* Your assignment *
Copy each line below that contains "CREMONA".

* Extracted entries *
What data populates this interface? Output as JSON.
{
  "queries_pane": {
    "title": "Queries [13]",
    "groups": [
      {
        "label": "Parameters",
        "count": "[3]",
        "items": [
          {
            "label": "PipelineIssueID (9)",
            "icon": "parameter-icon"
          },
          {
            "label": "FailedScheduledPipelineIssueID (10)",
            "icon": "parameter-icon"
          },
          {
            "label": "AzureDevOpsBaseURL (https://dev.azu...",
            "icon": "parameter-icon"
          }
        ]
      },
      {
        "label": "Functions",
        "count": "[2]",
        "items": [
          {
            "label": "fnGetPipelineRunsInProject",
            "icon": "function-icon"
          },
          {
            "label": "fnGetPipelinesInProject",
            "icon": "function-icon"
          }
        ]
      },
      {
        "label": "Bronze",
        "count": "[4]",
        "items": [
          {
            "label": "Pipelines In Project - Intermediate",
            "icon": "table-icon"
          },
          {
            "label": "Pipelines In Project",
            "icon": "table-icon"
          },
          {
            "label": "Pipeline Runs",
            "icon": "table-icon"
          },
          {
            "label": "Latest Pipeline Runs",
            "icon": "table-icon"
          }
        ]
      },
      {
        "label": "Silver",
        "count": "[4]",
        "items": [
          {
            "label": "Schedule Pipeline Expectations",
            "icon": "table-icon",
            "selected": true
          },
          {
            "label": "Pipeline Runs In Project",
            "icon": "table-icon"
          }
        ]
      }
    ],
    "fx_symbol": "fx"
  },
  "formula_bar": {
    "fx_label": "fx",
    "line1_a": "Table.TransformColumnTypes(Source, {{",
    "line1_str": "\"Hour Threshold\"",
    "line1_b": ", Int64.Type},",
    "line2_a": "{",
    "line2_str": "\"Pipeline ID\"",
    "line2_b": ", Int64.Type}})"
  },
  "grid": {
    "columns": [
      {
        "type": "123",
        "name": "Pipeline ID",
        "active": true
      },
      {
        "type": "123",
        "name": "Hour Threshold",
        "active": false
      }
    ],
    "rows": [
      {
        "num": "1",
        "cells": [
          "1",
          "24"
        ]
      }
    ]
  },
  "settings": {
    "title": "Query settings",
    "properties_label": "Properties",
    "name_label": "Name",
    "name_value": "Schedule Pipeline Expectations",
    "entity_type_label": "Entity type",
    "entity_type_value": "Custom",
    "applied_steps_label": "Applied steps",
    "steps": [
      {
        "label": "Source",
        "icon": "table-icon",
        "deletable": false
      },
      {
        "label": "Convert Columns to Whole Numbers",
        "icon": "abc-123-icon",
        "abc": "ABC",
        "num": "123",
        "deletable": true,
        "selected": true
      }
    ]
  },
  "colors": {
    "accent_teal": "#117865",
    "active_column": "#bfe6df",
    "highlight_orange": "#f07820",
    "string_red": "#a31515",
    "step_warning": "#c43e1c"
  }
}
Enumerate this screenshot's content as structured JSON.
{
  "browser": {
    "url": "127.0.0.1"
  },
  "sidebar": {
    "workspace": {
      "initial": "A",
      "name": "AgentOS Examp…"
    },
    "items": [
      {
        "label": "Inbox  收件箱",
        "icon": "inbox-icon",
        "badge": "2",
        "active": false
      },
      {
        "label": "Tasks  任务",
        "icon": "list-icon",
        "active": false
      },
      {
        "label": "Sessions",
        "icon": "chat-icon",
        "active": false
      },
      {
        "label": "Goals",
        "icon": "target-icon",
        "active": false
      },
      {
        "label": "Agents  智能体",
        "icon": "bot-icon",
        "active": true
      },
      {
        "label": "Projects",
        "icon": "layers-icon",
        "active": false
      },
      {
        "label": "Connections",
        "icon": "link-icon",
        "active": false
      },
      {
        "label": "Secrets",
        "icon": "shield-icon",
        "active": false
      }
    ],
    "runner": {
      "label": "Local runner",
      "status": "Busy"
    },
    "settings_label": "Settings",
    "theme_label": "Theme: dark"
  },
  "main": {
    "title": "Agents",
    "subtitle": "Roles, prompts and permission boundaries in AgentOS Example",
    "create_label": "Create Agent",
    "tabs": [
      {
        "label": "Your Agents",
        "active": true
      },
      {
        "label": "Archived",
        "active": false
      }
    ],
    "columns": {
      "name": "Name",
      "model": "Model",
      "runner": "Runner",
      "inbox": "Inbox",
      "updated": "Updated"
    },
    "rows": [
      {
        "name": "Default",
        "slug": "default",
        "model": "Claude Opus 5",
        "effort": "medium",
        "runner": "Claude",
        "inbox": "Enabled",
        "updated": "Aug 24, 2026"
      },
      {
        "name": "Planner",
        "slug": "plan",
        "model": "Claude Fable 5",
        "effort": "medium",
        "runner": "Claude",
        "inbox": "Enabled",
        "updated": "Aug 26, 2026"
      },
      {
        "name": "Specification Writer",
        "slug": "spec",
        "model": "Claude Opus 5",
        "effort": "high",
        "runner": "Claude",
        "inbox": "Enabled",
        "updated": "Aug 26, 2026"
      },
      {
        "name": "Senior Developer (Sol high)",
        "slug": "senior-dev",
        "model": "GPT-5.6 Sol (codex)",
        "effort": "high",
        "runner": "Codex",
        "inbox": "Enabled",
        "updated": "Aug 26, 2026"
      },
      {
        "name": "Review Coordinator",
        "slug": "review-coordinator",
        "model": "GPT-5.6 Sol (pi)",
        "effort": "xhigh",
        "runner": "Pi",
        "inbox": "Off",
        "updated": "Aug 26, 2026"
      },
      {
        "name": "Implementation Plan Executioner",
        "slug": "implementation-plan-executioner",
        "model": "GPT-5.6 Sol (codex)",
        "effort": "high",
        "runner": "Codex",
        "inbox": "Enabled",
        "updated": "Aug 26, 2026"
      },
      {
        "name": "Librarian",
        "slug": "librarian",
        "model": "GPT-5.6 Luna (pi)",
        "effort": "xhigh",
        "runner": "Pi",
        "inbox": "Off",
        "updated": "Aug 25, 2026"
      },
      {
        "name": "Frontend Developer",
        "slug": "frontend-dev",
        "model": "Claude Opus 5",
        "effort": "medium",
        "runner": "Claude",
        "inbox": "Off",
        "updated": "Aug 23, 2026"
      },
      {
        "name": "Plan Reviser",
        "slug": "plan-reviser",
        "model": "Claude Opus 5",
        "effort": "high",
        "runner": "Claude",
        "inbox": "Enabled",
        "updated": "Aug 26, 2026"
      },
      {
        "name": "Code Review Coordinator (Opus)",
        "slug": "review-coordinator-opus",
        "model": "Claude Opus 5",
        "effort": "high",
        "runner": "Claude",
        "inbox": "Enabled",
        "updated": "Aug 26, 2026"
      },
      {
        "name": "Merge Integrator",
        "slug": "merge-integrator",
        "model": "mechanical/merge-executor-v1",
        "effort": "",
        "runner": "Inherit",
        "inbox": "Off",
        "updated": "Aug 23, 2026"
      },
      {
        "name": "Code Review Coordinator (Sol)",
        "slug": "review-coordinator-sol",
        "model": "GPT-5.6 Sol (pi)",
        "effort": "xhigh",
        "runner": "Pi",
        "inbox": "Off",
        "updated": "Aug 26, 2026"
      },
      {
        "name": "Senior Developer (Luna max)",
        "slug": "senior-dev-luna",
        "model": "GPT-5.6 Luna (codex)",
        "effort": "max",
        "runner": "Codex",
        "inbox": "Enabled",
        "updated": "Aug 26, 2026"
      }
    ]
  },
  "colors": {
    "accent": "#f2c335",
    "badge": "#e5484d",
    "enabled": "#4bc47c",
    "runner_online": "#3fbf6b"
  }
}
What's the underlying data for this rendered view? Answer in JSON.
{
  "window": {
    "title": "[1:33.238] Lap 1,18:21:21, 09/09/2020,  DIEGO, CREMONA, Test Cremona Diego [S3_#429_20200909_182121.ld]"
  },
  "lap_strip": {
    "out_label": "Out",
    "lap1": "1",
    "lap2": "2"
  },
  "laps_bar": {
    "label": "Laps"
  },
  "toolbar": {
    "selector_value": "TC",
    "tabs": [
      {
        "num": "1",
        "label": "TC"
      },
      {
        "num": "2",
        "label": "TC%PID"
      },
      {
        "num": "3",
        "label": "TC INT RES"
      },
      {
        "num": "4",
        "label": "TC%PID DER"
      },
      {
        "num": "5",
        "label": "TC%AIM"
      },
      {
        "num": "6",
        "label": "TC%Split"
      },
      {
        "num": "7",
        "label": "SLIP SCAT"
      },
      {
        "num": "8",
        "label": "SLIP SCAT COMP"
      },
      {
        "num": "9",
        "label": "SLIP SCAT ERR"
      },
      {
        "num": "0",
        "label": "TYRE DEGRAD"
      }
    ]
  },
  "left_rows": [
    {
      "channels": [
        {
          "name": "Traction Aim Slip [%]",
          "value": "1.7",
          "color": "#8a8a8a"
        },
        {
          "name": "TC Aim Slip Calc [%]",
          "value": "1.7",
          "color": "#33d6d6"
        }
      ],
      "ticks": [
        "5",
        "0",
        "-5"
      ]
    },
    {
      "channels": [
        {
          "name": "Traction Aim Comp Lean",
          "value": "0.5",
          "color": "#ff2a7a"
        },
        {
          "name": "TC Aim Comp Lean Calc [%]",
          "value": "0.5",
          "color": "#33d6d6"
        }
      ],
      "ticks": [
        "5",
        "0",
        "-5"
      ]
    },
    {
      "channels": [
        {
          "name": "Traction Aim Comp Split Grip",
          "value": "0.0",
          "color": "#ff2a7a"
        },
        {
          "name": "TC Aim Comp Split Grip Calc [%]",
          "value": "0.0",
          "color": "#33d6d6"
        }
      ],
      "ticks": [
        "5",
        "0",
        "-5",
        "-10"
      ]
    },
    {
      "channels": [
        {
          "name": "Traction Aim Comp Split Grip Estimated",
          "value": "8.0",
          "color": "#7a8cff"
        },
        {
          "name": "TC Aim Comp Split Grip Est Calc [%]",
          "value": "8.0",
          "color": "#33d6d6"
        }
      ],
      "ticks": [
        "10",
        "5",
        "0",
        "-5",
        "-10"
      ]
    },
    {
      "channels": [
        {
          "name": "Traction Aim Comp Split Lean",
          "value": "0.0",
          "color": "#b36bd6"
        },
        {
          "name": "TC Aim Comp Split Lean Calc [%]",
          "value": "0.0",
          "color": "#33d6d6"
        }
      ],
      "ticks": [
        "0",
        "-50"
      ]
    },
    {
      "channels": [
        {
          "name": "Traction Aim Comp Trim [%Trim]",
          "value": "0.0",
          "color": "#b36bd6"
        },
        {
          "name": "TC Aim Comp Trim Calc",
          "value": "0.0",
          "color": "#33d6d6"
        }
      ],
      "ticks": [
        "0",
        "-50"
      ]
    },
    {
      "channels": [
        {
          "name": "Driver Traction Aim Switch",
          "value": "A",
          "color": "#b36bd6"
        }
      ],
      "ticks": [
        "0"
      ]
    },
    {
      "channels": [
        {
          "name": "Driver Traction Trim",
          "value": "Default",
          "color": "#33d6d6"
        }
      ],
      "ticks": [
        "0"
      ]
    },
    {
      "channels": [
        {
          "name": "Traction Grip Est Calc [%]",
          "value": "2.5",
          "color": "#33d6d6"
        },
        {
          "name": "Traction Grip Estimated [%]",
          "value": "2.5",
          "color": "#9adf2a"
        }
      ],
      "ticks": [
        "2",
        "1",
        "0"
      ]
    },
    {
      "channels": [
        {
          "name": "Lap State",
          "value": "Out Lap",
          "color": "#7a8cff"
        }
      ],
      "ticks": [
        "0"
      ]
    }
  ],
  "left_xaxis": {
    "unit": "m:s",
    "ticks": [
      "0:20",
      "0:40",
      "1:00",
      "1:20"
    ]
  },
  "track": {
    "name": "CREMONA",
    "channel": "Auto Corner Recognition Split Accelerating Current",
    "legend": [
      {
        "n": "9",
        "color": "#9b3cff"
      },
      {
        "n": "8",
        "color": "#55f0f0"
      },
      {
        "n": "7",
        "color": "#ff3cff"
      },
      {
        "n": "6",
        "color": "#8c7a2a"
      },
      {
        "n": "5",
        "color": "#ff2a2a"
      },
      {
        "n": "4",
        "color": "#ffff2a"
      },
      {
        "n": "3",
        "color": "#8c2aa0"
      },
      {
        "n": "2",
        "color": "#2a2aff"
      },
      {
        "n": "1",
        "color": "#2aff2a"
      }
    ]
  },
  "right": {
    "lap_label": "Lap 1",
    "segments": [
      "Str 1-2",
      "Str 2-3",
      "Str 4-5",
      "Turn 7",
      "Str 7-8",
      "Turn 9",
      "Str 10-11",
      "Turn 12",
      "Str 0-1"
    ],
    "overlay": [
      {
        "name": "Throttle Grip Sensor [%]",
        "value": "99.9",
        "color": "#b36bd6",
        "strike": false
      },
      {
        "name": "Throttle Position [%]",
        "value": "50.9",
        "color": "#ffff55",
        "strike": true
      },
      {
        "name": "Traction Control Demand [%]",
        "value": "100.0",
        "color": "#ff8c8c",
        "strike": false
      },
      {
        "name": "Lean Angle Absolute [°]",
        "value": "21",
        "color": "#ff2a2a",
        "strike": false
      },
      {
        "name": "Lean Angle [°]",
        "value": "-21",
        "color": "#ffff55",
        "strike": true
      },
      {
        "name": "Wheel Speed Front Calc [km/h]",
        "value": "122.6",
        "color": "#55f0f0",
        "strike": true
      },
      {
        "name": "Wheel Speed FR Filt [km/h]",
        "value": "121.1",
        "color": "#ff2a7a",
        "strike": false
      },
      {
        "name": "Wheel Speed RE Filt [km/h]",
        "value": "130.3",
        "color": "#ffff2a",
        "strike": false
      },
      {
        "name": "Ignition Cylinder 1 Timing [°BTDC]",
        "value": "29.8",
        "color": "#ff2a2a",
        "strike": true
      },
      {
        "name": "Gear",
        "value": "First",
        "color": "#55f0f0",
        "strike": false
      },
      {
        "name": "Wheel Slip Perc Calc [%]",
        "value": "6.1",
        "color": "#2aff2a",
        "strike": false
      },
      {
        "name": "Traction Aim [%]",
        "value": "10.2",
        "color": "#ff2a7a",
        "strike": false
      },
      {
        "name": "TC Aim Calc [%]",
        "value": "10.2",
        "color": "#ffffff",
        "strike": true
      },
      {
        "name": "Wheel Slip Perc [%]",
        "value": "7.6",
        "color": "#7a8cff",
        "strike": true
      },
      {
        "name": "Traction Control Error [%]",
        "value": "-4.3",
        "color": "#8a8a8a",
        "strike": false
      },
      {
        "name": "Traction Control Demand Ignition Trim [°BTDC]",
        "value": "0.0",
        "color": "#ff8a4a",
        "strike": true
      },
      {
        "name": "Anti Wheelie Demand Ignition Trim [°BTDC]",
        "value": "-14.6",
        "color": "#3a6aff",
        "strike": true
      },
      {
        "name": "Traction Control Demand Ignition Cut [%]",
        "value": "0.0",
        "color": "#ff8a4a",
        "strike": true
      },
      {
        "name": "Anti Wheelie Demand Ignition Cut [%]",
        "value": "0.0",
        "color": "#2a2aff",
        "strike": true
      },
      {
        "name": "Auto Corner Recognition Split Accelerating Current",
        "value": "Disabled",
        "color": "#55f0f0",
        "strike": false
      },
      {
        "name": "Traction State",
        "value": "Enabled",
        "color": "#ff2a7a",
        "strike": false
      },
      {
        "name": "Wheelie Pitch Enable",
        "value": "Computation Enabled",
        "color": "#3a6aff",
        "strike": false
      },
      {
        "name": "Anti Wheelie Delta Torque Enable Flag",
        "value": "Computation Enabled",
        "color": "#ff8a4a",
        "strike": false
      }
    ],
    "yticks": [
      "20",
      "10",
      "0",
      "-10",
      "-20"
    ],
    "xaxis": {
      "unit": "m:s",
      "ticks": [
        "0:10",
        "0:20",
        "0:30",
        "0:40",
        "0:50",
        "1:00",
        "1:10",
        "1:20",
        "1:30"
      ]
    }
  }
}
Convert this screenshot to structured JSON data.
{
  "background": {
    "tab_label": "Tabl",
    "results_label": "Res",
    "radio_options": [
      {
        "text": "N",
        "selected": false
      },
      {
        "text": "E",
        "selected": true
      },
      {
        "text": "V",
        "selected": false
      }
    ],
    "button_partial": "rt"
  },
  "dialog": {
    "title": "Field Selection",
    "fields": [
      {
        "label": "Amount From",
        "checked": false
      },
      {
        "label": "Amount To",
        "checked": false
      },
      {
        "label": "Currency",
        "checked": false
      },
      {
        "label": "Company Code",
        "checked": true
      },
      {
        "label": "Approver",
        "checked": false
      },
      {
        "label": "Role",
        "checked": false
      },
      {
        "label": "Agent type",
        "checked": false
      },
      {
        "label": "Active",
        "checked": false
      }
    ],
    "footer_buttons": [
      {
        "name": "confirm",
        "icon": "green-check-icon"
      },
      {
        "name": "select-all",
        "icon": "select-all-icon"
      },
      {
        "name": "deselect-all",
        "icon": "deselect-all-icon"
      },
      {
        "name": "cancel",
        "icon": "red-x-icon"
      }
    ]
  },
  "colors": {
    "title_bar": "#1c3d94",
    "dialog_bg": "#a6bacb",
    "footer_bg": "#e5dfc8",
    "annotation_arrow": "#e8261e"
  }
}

* Answer to the exercise *
    "title": "[1:33.238] Lap 1,18:21:21, 09/09/2020,  DIEGO, CREMONA, Test Cremona Diego [S3_#429_20200909_182121.ld]"
    "name": "CREMONA",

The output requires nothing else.